Pushing the economic case for reform

PUSHING THE ECONOMIC CASE FOR REFORM…. We talked last week about some of the economic consequences of our dysfunctional health care system. For example, many employers, especially small businesses, have no choice but to force employees to pay higher premiums, and many more are dropping coverage altogether.

But this is especially damaging for American entrepreneurs — small businesses can’t open because entrepreneurs can’t afford to give up the benefits that come with their current job, and/or they can’t afford to cover a new team of employees. It forces some to leave the country, and start businesses overseas. It’s a subject we’ve been following closely here at the Monthly.

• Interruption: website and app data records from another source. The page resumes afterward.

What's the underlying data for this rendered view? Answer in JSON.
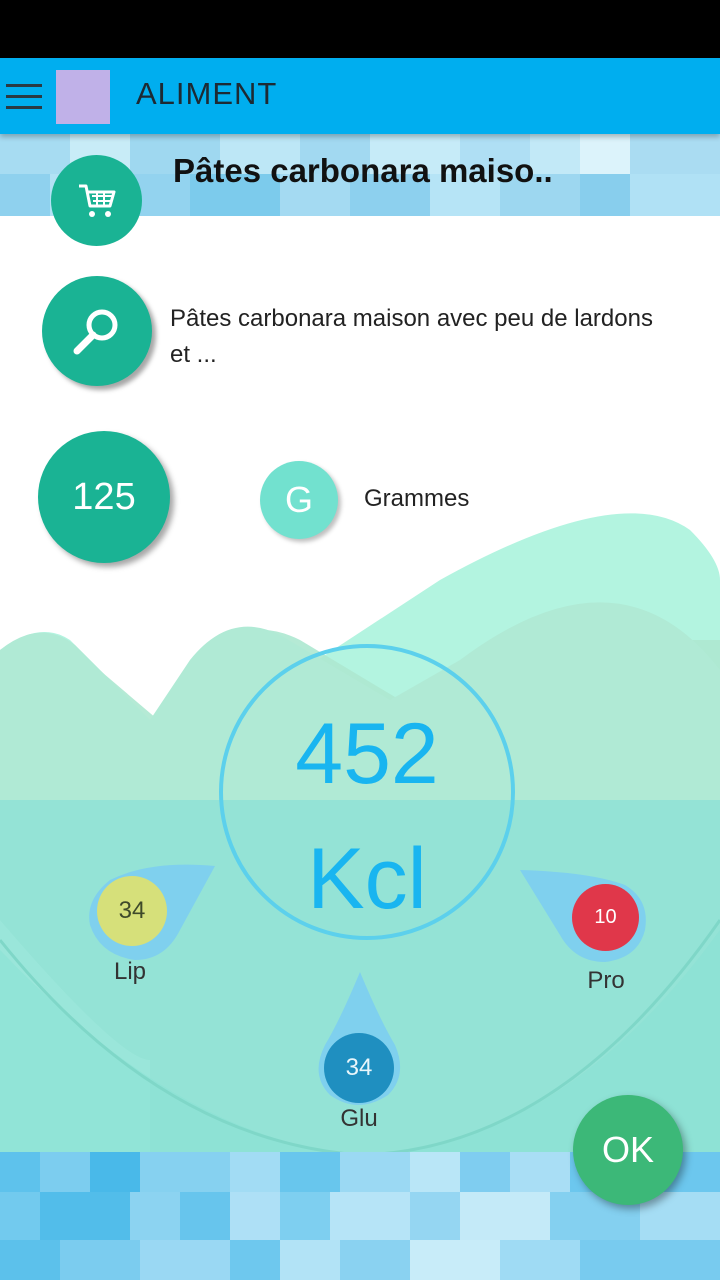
{
  "app_bar": {
    "title": "ALIMENT"
  },
  "food": {
    "title": "Pâtes carbonara maiso..",
    "description": "Pâtes carbonara maison avec peu de lardons et ..."
  },
  "quantity": {
    "value": "125",
    "unit_short": "G",
    "unit_label": "Grammes"
  },
  "energy": {
    "value": "452",
    "unit": "Kcl"
  },
  "macros": {
    "lip": {
      "value": "34",
      "label": "Lip"
    },
    "glu": {
      "value": "34",
      "label": "Glu"
    },
    "pro": {
      "value": "10",
      "label": "Pro"
    }
  },
  "actions": {
    "ok_label": "OK"
  },
  "colors": {
    "app_bar": "#00aeef",
    "primary_teal": "#1ab394",
    "unit_button": "#72e1cf",
    "ok_button": "#3cb878",
    "kcal_text": "#19b5f0",
    "lip": "#d6e07a",
    "glu": "#1f8fc0",
    "pro": "#e0374a"
  }
}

As the fight over health care reform enters the next stage, it’s a point the White House is choosing to emphasize even more. Today, President Obama talked up this angle in his weekly address, highlighting “people who’ve got a good idea, and the expertise and determination to build it into a thriving business, but many can’t take that leap because they can’t afford to lose the health insurance they have at their current job.”

“I hear about it from small business owners who want to grow their companies and hire more people, but they can’t, because they can barely afford to insure the employees they have,” the president said. “One small business owner wrote to me that health care costs are — and I quote — ‘stifling my business growth.’ He said that the money he wanted to use for research and development, and to expand his operations, has instead been ‘thrown into the pocket of healthcare insurance carriers.’

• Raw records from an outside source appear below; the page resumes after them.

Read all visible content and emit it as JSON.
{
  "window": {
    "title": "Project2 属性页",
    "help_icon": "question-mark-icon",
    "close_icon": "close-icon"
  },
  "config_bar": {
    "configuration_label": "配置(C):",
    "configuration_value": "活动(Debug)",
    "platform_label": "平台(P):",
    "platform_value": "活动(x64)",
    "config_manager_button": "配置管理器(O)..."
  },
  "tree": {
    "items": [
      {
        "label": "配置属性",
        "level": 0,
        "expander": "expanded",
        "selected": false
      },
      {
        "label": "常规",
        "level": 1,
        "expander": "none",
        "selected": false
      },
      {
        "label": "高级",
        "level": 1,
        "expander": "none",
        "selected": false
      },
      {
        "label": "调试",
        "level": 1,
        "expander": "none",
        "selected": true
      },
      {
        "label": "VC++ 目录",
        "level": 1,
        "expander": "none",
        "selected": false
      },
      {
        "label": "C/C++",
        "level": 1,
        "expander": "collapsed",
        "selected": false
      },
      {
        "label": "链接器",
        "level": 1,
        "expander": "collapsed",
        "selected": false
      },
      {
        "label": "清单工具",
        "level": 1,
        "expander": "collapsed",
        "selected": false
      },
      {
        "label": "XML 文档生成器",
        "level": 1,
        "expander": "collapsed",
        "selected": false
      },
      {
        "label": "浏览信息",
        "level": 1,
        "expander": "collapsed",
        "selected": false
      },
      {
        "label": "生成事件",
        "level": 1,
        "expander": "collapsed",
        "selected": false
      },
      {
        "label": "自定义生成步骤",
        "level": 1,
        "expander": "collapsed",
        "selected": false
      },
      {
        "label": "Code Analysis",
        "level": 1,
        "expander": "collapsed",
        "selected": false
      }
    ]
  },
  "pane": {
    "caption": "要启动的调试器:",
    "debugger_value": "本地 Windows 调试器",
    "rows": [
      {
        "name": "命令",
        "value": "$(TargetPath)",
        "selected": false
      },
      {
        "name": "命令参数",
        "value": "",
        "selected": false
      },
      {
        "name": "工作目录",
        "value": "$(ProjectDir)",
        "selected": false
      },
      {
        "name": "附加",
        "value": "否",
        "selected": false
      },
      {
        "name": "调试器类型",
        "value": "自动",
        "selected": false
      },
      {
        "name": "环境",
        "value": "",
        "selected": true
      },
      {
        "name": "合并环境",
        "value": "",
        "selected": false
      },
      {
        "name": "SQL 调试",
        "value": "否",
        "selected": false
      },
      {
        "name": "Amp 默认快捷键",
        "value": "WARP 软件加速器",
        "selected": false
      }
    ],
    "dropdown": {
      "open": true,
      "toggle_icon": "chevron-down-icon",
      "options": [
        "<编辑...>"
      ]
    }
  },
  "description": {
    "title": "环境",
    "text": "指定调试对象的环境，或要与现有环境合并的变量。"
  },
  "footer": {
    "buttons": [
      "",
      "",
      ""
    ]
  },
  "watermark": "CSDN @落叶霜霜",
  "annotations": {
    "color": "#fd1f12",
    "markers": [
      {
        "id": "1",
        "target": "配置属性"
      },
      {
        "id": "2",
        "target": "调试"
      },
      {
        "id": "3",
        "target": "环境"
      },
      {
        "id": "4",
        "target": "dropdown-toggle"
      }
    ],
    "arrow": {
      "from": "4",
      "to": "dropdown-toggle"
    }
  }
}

“These small businesses are the mom and pop stores and restaurants, beauty shops and construction companies that support families and sustain communities…. And right now, they are paying up to 18 percent more for the very same insurance plans as larger businesses because they have higher administrative costs and less bargaining power. Many have been forced to cut benefits or drop coverage. Some have shed jobs or shut their doors entirely. And recent studies show that if we fail to act now, employers will pay six percent more to insure their employees next year – and more than twice as much over the next decade.”

“Rising health care costs are undermining our businesses, exploding our deficits, and costing our nation more jobs with each passing month.

“So we know that reforming our health insurance system will be a critical step in rebuilding our economy so that our entrepreneurs can pursue the American Dream again, and our small businesses can grow and expand and create new jobs again.”

The standard GOP talking points against reform insist that changing the system would punish small businesses. We already know that’s wrong, and I’m glad to see the White House emphasizing the opposite point.

Health care reform obviously won’t create an economic utopia overnight, but it’s the key part of an economic strategy that creates jobs, expands business opportunities, puts American employers in a more competitive position internationally, and opens the door to entrepreneurs who would otherwise struggle to get off the ground.